While the per square foot cost of the insulating tarp may be more than that of rigid foam, it’s benefits during installation (quicker and easier) and its superior insulating performance and contribution to toward the increased efficiency of the radiant heating system provides a quick payback for both the installer and the homeowner.  Going back to the goal of our in-slab system – to efficiently heat the slab (and not the earth below it) and maximize the amount of heat being directed into the air space 6-8 feet directly above the slab – it is easy to see that the use of an insulating tarp makes sense in any in-slab radiant heating system.

How to select a heat source for your radiant heating system

Monday, March 29th, 2010
Jason Murphy

Jason Murphy

Selecting a heat source for your radiant heating system is easy for large projects since efficient boilers and hydronic geothermal heat pumps offer exceptional value and performance.

Problems arise when you try to select a heat source for small radiant systems of less than 1,000 square feet.

This is a problem for our customers since many radiant heating systems are indeed small.
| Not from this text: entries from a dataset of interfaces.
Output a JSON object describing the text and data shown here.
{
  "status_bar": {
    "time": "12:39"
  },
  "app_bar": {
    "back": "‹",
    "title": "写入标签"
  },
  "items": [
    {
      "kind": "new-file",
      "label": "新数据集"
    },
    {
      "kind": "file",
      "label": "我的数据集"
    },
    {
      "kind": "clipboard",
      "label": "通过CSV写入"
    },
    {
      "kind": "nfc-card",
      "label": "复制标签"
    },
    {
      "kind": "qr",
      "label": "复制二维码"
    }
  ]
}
Many customers are adding radiant heating systems to new rooms, barns, and garages.

Radiant Heat Source Options

You have the following options for radiant heat sources:

  • Boiler (Electric/Gas/LP)
  • Tankless Hot Water Heater
  • Traditional Water Heater (Electric/Gas/LP)

On-demand hot water heaters, or instant hot water heaters, are typically the first choice since they are small and most users consider these devices to be cost effective. Water heaters are often considered as an option to reduce costs. Each option has important considerations before you decide on a heat source for a radiant system.

Instant Hot Water for Radiant Systems

If you are planning to use an instant hot water heater, you need to make sure the heat loss of the radiant zone exceeds the minimum output of the water heater. For example, if your water heater modulates down to 15,000 BTUH but the 300 SF radiant zone only needs 5,000 BTUH on the coldest day, your water heater will short cycle and overheat. The solution for a small radiant zone would be to use a buffer tank or to use a traditional tank style water heater.

Water Heaters for Radiant Systems

Tank style water heaters for radiant heating systems present a much different problem. You need to make sure the water heater recovery time is sufficient to satisfy the radiant zone’s heat loss on the coldest day. Water heaters are designed to make cold water hot, and radiant systems operate with a 20 degree temperature differential, which sends warm water back to the tank.  When incoming water is warm, a water heater cannot transfer heat in the needed amount of time or at the required flow rate.

Water heater recovery is measured in gallons per hour. Flow rates for a radiant system can be calculated at 1 gallon per minute for each 10,000 BTUH of heat loss. Due to recovery time, water heaters will work only with very small radiant systems. Larger radiant systems can use water heaters but it is essential to correctly calculate heat loss and select equipment based on recovery time for a 20 degree temperature differential.

Boilers for Radiant Systems

Boilers are an efficient way to make warm water hot. However, when used with a small radiant systems, the heat produced by a boiler may greatly exceeded the radiant zone requirements. Boilers such as the Argo Electric Boiler work great for small radiant systems as you can configure the 2nd heating element with a delay based on the heat loss, thus reducing risks of short cycling. Another solution to this problem is to use a deactivated water heater as a buffer tank.

There are many reasons to use a boiler for small radiant systems. Many boilers can simultaneously heat water for both radiant systems and domestic hot water. Additionally, a boiler provides the opportunity for future expansion of your radiant system.

Important Considerations

When selecting a heat source for a small radiant system, it’s important to consider the heat loss of the radiant zone, the flow rate required to satisfy the heat loss, and the correct equipment needed to make sure your system meets both current and future requirements.

If you require any assistance please contact Eagle Mountain at 1-800-572-7831 or contact us.